The more red, the more recent the data.
As Hunsader notes:
The chart shows how many quotes it takes to get $10,000 worth of stock traded in the U.S. for any point in time during the trading day over the last 4.5 years. Higher numbers indicate a less efficient market: it takes more information to transact the same dollar volume of trading. Quote traffic, like spam, is virtually free for the sender, but not free to the recipient. The cost of storing, transmitting and analyzing data, increases much faster than the rate of growth: that is, doubling the amount of data will result in much more than a doubling of the cost. For example, a gigabit network card costs $100, while a 10 gigabit network card costs over $2,000. A gigabit switch, $200; a 10 gigabit switch, $10,000. This October, anyone processing CQS (stock quotes) will have to upgrade all their equipment from gigabit to 10 gigabit. Which would be fine if this was due to an increase in meaningful data.This needless to say produces a huge information burden, not only on anyone trying to trade the market, but also any regulatory systems trying to monitor and analyse what’s going on.
We think that a 10-fold increase in costs without any benefits would be considered “detrimental” by most business people.
This explosion of quote traffic relative to its economic value is accelerating.

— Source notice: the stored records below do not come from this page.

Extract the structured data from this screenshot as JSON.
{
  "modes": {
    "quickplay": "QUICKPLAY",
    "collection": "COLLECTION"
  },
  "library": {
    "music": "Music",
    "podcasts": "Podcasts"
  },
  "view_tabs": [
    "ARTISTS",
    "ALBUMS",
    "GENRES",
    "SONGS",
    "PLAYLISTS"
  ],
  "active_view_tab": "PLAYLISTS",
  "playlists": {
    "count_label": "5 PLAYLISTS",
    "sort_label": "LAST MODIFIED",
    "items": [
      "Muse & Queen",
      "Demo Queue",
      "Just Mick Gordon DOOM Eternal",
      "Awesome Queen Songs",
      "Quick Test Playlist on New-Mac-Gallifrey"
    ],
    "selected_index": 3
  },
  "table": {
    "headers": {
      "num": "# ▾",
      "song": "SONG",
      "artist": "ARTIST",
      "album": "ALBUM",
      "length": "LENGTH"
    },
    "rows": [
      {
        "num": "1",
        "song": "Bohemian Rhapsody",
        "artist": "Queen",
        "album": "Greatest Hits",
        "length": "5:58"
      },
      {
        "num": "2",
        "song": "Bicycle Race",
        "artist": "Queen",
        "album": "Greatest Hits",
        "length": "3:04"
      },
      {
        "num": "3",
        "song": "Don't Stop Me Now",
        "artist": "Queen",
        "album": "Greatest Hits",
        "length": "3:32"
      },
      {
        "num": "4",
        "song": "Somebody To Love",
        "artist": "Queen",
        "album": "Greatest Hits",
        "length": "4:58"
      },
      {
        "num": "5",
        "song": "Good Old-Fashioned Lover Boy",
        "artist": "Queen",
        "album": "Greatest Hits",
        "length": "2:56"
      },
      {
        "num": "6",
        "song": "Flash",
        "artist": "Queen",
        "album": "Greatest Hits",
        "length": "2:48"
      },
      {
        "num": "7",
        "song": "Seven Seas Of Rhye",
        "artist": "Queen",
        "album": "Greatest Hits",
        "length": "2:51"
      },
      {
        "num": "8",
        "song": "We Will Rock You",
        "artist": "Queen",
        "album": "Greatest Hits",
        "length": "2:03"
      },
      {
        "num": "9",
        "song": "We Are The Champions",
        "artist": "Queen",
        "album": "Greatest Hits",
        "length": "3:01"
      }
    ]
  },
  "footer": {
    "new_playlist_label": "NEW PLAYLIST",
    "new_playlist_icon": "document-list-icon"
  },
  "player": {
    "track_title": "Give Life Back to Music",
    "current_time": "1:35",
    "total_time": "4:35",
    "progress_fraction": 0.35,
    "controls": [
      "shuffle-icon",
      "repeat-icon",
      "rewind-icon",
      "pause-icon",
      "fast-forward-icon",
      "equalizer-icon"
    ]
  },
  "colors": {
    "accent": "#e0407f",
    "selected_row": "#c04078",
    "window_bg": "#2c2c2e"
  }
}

Data for September 14, 2011 is the thicker red line that snakes near the high. There is simply no justification for the type of quote data that underlies this growth. Only the computers spamming these bogus quotes benefit when they successfully trick other computers or humans into revealing information, or executing trades. This is not progress. Progress is almost always accompanied by an increase in efficiencies. This is completely backwards.
Back of an envelope guesstimates from our resident exchange sleuths regarding the data produced by US markets alone run into several hundred terabytes a year. That said, the higher the volatility the higher the data burden. In peak August volatility US markets supposedly generated as much as 1 terabyte of data per day, while previous peaks had been around 600 gigabytes. Add data from Europe and Asia and we could be hitting a figure of several petabytes a year.
It’s worth noting scientists at CERN in Switzerland faced a similar problem when building the Large Haron Collider. Though in their case they were faced with having to analyse roughly 15 petabytes (15m gigabytes) worth of data annually.
That’s the equivalent 1.7m dual-layer DVDs a year, they say.
Being scientists, they opted to get creative. A brand new computer network called “the grid” was the result, designed specifically to cope with information overload. Though to this day, even Cern doesn’t have the capacity to store all the data it produces and regularly chucks as much as it receives back into the abyss forever.
From a regulatory point of view, of course, chucking data away is not really the ideal solution for market data.
Meanwhile, it’s worth wondering how close we are to peak capacity right now.